Our aim must also be to encourage regional integration. The Middle East and North Africa region is one of the least integrated in the world. This lack of trade and economic integration hinders foreign investments and increases unemployment. To help pave the way for the necessary step-change, yesterday I chaired two regional initiatives in Rome: the 5+5 Ministerial meeting, which I presided over with my Tunisian colleague, and the Foromed. All the participants sent a clear message in favour of stronger linkages and fewer barriers across the region.
However, there is no country in Europe that is able, alone, to win all these challenges. Not even a country like Italy, in spite of its strong geographical and historic ties with the Mediterranean. Europe should speak with a single voice. This is the best way for Europe to safeguard its soft power and its reputation as a well-governed entity that attracts and can influence the Arab region. Italy counts on its partners to define and implement a cohesive European strategy in the Mediterranean.
Let me spend a few more words on the critical situation that Syria and the Syrian people are living through in these tragic hours. Military attacks have increased over the last few weeks, in particular after the veto against the Security Council Resolution. The situation is unacceptable. This horrible bloodshed must stop now. Italy and Germany have firmly condemned the repression by the Syrian authorities. We have deplored the brutal use of force, calling for an immediate end to the violence.

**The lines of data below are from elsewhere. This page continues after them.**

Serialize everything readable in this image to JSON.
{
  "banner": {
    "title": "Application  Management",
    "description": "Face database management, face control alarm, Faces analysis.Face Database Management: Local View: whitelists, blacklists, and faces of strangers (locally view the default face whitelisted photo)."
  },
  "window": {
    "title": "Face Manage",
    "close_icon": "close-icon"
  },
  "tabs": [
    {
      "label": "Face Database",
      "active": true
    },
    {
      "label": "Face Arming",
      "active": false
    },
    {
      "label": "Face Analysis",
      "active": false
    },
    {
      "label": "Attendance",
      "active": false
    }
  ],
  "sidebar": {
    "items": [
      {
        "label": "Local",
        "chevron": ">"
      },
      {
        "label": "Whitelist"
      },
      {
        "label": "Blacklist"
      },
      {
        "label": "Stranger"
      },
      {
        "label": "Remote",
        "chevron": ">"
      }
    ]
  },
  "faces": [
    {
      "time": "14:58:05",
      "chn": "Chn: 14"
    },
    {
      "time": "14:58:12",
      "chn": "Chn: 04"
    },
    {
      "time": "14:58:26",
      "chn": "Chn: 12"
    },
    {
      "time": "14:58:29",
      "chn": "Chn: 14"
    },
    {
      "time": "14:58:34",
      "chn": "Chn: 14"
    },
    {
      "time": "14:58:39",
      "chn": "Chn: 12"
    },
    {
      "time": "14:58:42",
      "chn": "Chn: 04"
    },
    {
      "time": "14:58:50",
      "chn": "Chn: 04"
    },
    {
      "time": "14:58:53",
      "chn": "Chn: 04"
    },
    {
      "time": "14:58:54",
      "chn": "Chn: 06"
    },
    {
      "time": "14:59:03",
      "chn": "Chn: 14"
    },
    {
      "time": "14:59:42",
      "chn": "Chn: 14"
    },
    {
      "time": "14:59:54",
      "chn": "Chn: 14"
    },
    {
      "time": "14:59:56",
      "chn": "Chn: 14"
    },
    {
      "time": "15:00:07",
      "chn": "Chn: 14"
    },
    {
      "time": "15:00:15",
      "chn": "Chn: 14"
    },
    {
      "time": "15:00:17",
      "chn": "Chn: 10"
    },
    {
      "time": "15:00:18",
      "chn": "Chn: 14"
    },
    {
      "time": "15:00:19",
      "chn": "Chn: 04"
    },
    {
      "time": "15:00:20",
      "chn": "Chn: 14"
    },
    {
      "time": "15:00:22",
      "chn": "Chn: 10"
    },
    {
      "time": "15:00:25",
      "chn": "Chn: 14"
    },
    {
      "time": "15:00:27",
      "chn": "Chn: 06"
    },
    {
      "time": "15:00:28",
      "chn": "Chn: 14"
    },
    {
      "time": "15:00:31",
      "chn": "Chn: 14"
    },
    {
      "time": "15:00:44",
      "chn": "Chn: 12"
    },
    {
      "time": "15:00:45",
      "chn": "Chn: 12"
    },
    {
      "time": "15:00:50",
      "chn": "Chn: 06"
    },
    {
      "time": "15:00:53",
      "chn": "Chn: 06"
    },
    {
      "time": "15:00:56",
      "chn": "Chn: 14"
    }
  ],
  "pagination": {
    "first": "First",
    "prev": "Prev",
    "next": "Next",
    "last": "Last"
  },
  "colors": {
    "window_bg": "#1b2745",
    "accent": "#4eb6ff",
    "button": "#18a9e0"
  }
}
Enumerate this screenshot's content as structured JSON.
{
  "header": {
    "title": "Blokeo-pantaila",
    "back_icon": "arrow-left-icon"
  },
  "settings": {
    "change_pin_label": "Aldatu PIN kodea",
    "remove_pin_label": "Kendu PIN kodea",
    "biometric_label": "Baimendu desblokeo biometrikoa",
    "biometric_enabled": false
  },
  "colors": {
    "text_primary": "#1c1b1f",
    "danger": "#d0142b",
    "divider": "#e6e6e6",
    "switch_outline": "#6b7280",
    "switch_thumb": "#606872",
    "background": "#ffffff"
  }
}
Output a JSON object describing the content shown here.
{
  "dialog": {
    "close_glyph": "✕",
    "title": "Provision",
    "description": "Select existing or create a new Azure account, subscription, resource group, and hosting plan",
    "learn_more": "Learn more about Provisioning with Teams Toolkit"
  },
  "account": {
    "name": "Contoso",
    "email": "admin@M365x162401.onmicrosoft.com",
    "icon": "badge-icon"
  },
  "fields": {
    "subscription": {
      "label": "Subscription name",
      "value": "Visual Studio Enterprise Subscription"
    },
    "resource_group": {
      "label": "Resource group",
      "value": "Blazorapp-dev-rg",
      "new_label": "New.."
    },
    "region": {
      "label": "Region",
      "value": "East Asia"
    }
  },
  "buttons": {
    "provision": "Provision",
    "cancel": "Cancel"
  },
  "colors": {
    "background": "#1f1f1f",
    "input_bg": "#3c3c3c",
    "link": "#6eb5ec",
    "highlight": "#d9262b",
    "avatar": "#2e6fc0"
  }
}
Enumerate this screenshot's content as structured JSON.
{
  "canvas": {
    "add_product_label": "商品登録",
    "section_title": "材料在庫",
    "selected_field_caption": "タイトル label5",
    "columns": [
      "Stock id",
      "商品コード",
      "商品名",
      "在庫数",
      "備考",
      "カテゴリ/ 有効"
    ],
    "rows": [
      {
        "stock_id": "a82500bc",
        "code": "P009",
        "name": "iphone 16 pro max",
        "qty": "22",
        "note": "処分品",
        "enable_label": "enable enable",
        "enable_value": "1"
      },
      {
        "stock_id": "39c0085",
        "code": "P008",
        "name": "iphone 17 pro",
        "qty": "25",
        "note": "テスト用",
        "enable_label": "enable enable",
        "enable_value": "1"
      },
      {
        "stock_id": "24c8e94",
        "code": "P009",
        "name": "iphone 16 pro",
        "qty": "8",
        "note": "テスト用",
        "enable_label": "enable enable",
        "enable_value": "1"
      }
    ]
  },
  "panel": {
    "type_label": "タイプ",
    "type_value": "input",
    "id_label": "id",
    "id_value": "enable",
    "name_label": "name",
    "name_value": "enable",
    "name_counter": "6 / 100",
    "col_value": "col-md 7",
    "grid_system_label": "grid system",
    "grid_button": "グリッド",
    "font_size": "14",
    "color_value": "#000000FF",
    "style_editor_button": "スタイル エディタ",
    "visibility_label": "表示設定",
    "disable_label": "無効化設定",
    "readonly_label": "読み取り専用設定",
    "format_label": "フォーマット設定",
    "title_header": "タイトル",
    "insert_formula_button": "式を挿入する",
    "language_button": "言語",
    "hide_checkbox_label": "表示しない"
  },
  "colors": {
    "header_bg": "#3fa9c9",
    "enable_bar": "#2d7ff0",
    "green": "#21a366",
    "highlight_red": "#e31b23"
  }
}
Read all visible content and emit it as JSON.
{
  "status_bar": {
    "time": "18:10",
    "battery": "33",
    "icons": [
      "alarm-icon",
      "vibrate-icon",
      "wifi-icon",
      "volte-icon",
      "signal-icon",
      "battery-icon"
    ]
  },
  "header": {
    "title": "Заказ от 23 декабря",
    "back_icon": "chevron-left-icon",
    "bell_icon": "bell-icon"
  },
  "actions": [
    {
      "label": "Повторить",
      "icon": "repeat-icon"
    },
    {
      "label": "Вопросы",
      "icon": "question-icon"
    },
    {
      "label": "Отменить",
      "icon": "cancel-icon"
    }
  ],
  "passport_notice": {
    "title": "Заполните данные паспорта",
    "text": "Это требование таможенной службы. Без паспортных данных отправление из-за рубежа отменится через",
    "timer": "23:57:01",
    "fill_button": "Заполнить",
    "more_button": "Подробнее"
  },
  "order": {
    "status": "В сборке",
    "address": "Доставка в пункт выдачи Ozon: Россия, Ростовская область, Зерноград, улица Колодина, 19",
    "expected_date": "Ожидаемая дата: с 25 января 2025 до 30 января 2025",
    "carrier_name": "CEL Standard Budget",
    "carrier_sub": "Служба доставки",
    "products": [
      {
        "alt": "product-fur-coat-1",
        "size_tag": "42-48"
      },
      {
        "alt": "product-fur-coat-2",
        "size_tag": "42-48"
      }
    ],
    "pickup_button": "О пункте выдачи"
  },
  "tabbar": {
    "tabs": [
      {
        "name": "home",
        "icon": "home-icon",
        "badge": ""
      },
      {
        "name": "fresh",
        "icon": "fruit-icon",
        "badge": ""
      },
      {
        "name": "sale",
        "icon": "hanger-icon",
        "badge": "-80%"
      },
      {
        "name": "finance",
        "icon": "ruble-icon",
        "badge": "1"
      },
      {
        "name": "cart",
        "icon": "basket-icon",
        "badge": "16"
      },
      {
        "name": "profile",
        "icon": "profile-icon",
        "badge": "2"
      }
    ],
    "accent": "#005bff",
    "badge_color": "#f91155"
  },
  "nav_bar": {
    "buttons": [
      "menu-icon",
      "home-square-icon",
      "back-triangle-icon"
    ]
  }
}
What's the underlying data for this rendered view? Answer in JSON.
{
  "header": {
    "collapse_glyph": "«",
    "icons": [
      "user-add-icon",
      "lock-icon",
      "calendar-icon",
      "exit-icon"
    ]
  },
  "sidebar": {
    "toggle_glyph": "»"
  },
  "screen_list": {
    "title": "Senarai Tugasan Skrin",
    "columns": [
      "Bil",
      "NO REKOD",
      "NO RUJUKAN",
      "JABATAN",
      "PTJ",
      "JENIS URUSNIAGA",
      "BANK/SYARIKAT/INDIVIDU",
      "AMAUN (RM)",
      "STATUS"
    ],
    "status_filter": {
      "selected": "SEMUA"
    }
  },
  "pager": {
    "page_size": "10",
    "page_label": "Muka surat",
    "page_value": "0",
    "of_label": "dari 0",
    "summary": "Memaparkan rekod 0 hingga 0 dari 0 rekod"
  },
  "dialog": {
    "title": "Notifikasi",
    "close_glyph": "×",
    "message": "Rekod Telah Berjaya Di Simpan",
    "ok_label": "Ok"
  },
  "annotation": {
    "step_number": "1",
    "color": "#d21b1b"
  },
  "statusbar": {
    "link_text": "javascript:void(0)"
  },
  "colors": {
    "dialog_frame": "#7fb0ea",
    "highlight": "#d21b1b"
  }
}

Unfortunately, our appeals have so far not been met by the Syrian leadership. So the international community must take stronger, coordinated action. I am in close contact with my EU, Arab, US and Turkish colleagues. And I can tell you that Italy is ready to support targeted EU and UN measures for a political and peaceful solution, including a joint UN-Arab League peacekeeping mission to observe the implementation of the cease-fire. The last UN General Assembly resolution also sent out a strong and timely signal.
Giving concrete signs of solidarity to the Syrian people is imperative. They are struggling for the right to live. They want freedom and security, and they are paying a terrible price for it. I attach great expectations to the meeting of the Friends of Syria scheduled for Friday in Tunis.
Ladies and Gentlemen,
Italy feels a great need for more Europe. If we had not succeeded in our epoch-making inventions, Europe – as a geographical location – would have continued to exist. However, in this globalised world, in which the actors are protagonists only when they are big enough to make a difference, the small states of a fragmented Europe would have been doomed to irrelevance. More Europe means that every member state should avoid pursuing narrow self-interested goals that run counter to the higher European ones.
I am confident. Europe’s crises have historically been overcome with a further advance in European integration. Europe, unlike clocks, does not advance at a regular pace. It grows, like children, in fits and starts. Hopefully, even the present crisis might provide the opportunity to complete the tasks too long delayed in the European agenda. It’s time to take strategic decisions to move forward, not to stop time. Even Oskar allowed himself to give up the tin drum and eventually grow because he recognised that freedom is found through decisions, not through standing still.
Europeans can continue to create their future together. Germany and Italy can inspire this creative process by taking on their special responsibilities as founding members of the European Union. It is in our core interest to protect and develop the epoch-making inventions that we have conceived and produced together.